Democratic Rep. John Tierney, who is embroiled in his wifes familys legal troubles, has been outraised for the past three quarters.
The severity of the climb back to the majority facing House Democrats could be summed up in one fundraising report filed this week: veteran Rep. John Tierney’s.
Tierney, who is embroiled in his wife’s family’s legal troubles, has been outraised for the past three quarters. The Massachusetts Democrat’s latest fundraising report showed that he ended June with $693,000 in cash on hand, compared with the $802,000 his Republican opponent had in the bank.
Tierney’s situation is indicative of a broader problem for House Democrats, whose “Drive to 25” campaign is complicated by a handful of races that should be safe or are considered prime pickup opportunities.
Troubled incumbents and the potential for flawed general election candidates in these five or six contests will force the party to spend valuable resources needed elsewhere to net the 25 seats that would put Democrats back in power.
“It’s not helpful, and we wish that wasn’t the case,” a senior Democratic Hill staffer said.
At the top of the list are Tierney and Rep. David Cicilline (R.I.), two embattled incumbents in very Democratic states and in otherwise safe districts. Both face top-tier Republican recruits in November.
Cicilline was previously the mayor of Providence, and the city’s financial straits have dogged him since the beginning of his Congressional term.
Democrats remain confident they will keep both seats despite the incumbents’ vulnerabilities.
“Overwhelming Democratic districts vote for Democrats — especially in a presidential election year — and there’s nothing in these races that lets Republicans win districts that voted around 60 percent for President Obama,” a national Democratic operative said.
But holding the seats will come at a high price — TV ad time in Boston and Providence is very expensive.
The Democratic Congressional Campaign Committee and House Majority PAC have reserved a combined $5.6 million in ad time in the Boston market. The market includes Tierney’s district but also covers two competitive races in New Hampshire.

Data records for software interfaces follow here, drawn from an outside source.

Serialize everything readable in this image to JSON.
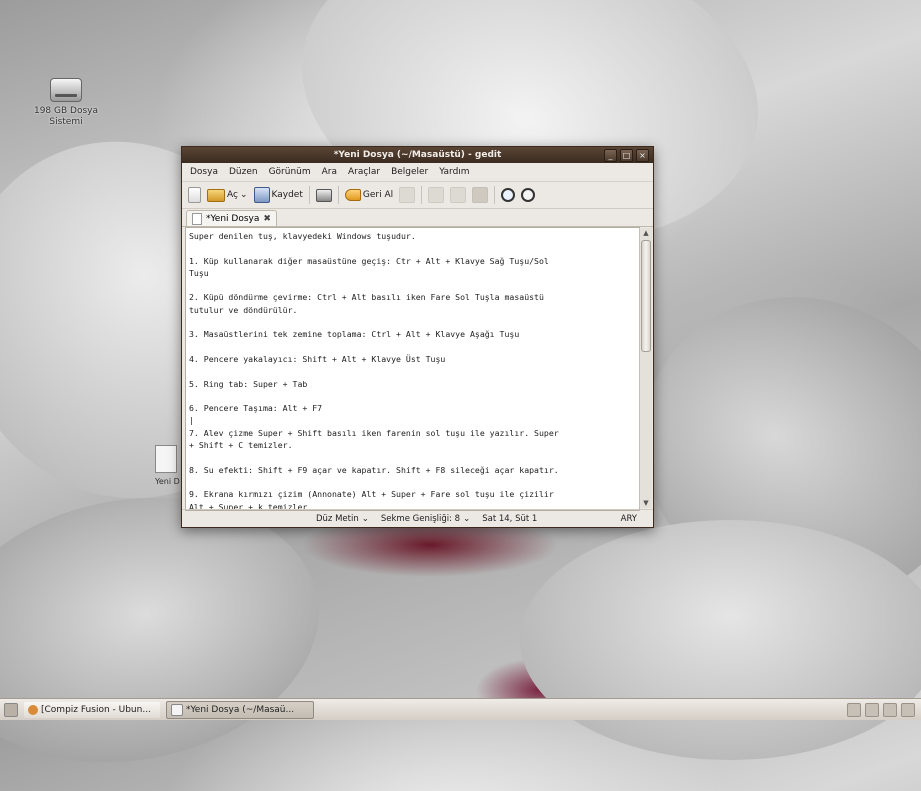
{
  "desktop": {
    "icons": [
      {
        "label": "198 GB Dosya\nSistemi"
      },
      {
        "label": "Yeni D"
      }
    ]
  },
  "window": {
    "title": "*Yeni Dosya (~/Masaüstü) - gedit",
    "buttons": [
      "_",
      "□",
      "×"
    ],
    "menu": [
      "Dosya",
      "Düzen",
      "Görünüm",
      "Ara",
      "Araçlar",
      "Belgeler",
      "Yardım"
    ],
    "toolbar": {
      "open_label": "Aç",
      "save_label": "Kaydet",
      "undo_label": "Geri Al"
    },
    "tab": {
      "label": "*Yeni Dosya",
      "close": "✖"
    },
    "content": "Super denilen tuş, klavyedeki Windows tuşudur.\n\n1. Küp kullanarak diğer masaüstüne geçiş: Ctr + Alt + Klavye Sağ Tuşu/Sol\nTuşu\n\n2. Küpü döndürme çevirme: Ctrl + Alt basılı iken Fare Sol Tuşla masaüstü\ntutulur ve döndürülür.\n\n3. Masaüstlerini tek zemine toplama: Ctrl + Alt + Klavye Aşağı Tuşu\n\n4. Pencere yakalayıcı: Shift + Alt + Klavye Üst Tuşu\n\n5. Ring tab: Super + Tab\n\n6. Pencere Taşıma: Alt + F7\n|\n7. Alev çizme Super + Shift basılı iken farenin sol tuşu ile yazılır. Super\n+ Shift + C temizler.\n\n8. Su efekti: Shift + F9 açar ve kapatır. Shift + F8 sileceği açar kapatır.\n\n9. Ekrana kırmızı çizim (Annonate) Alt + Super + Fare sol tuşu ile çizilir\nAlt + Super + k temizler",
    "status": {
      "mode": "Düz Metin",
      "tab_width": "Sekme Genişliği: 8",
      "position": "Sat 14, Süt 1",
      "insert_mode": "ARY"
    }
  },
  "taskbar": {
    "tasks": [
      {
        "label": "[Compiz Fusion - Ubun..."
      },
      {
        "label": "*Yeni Dosya (~/Masaü..."
      }
    ]
  }
}
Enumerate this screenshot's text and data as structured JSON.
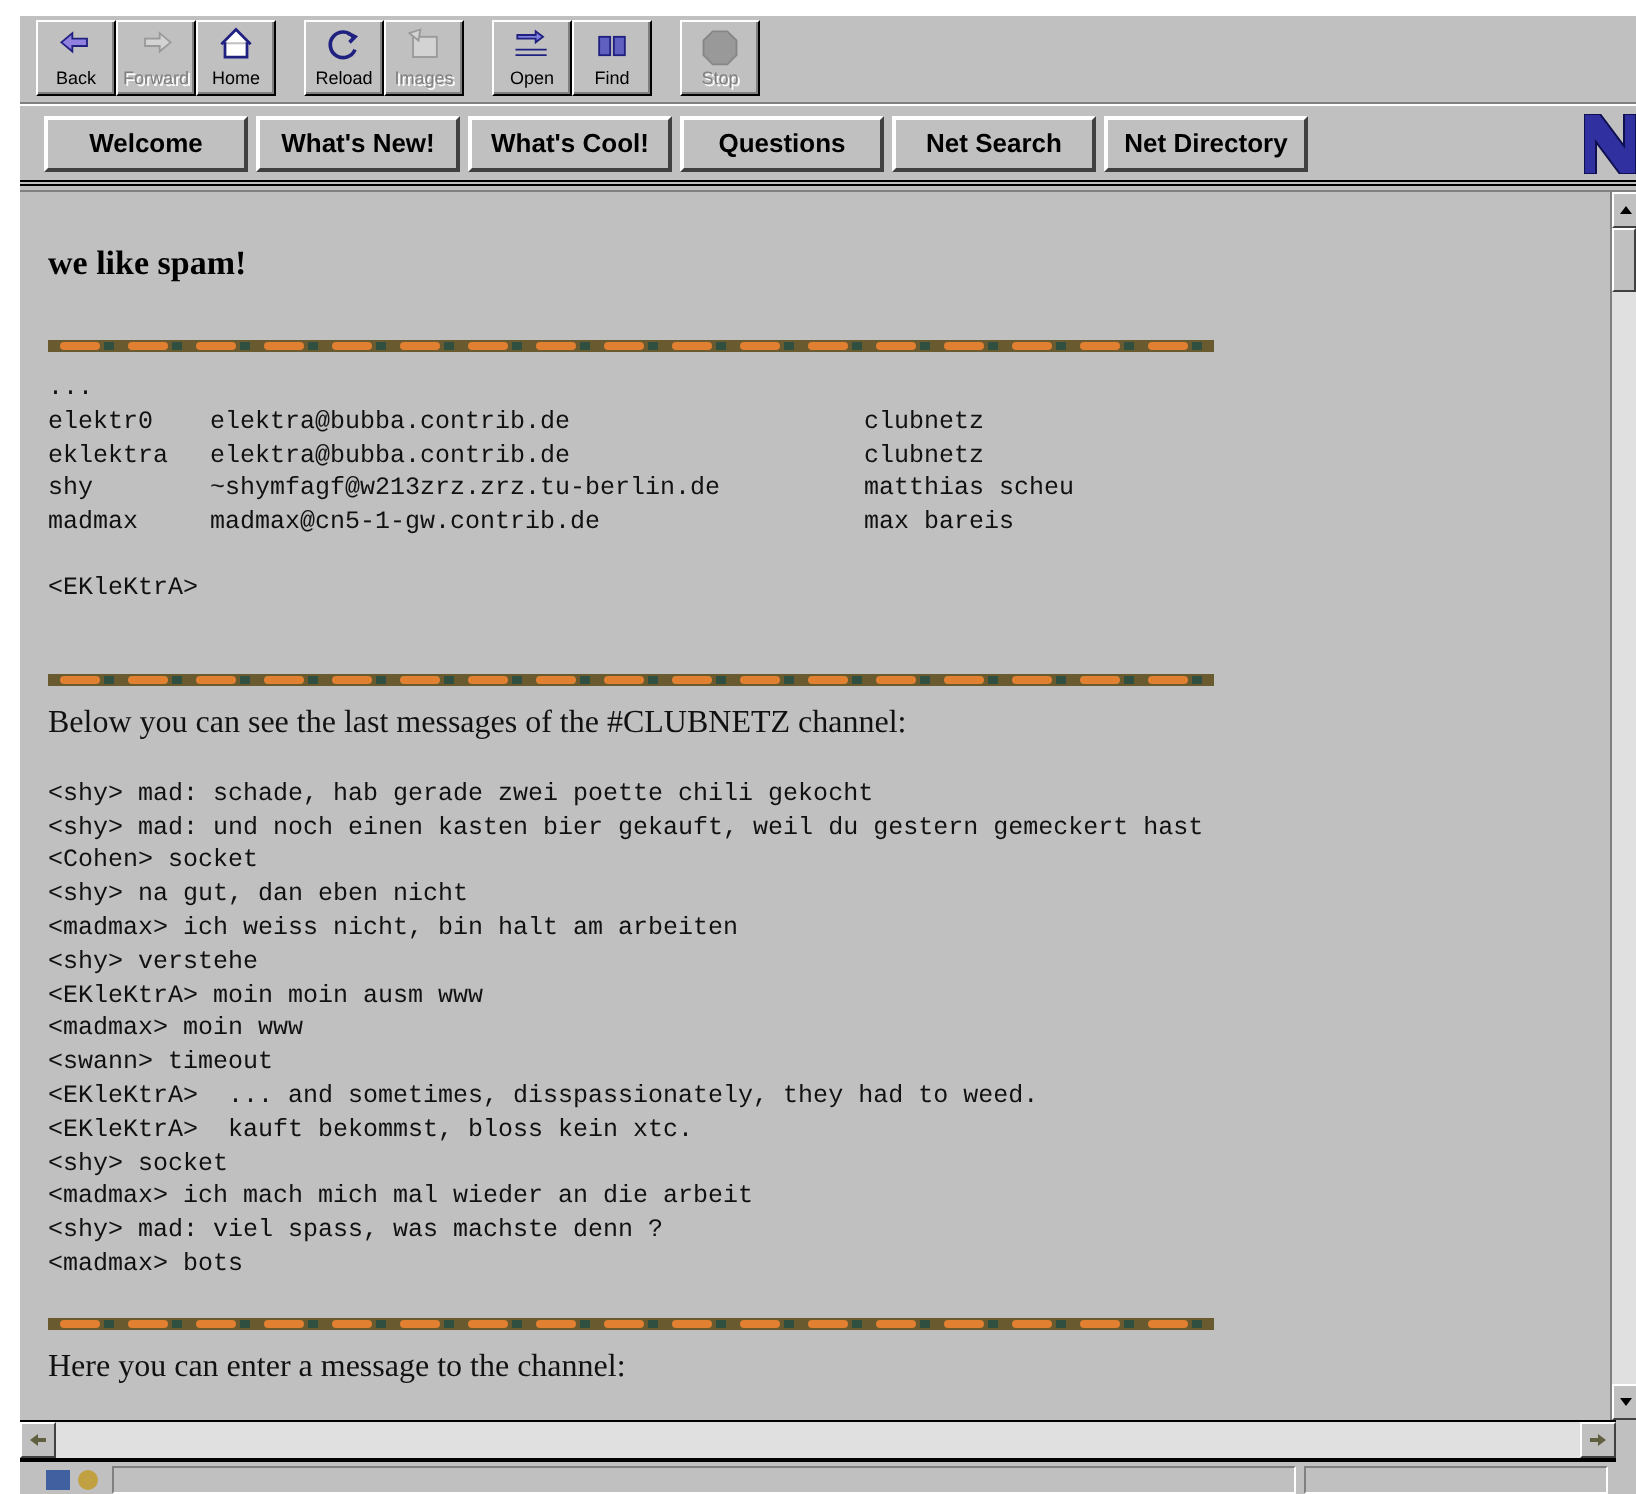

“As Mitt Romney is finding out, any time you’re on the defensive, you’re losing ground,” Democratic fundraiser Michael Fraioli said. “When you lose ground, you spend money whether it’s radio or TV or in the mail or changing your schedule to shore up whatever the problem is.”
Both parties face races and nominees that become unexpected headaches each cycle. But with a lack of an obvious political wave this year, Democrats have to hold and win many more seats than Republicans do, with little room for error.
Democrats are quick to counter that the GOP has a bevy of weak candidates and incumbents, many of whom won in the 2010 wave with similar re-election obstacles. The Republican problems are legitimate and will cost money and time.
Terri Henderson, 6, center, whose mother is El Salvador, attends a rally with members of Congress at Union Station's Columbus Circle to announce the Restore Opportunity, Strengthen, and Improve the Economy (ROSIE) Act on July 29, 2014. The legislation provides incentives for government contractors to pay a living wage and other benefits that would help low-income workers.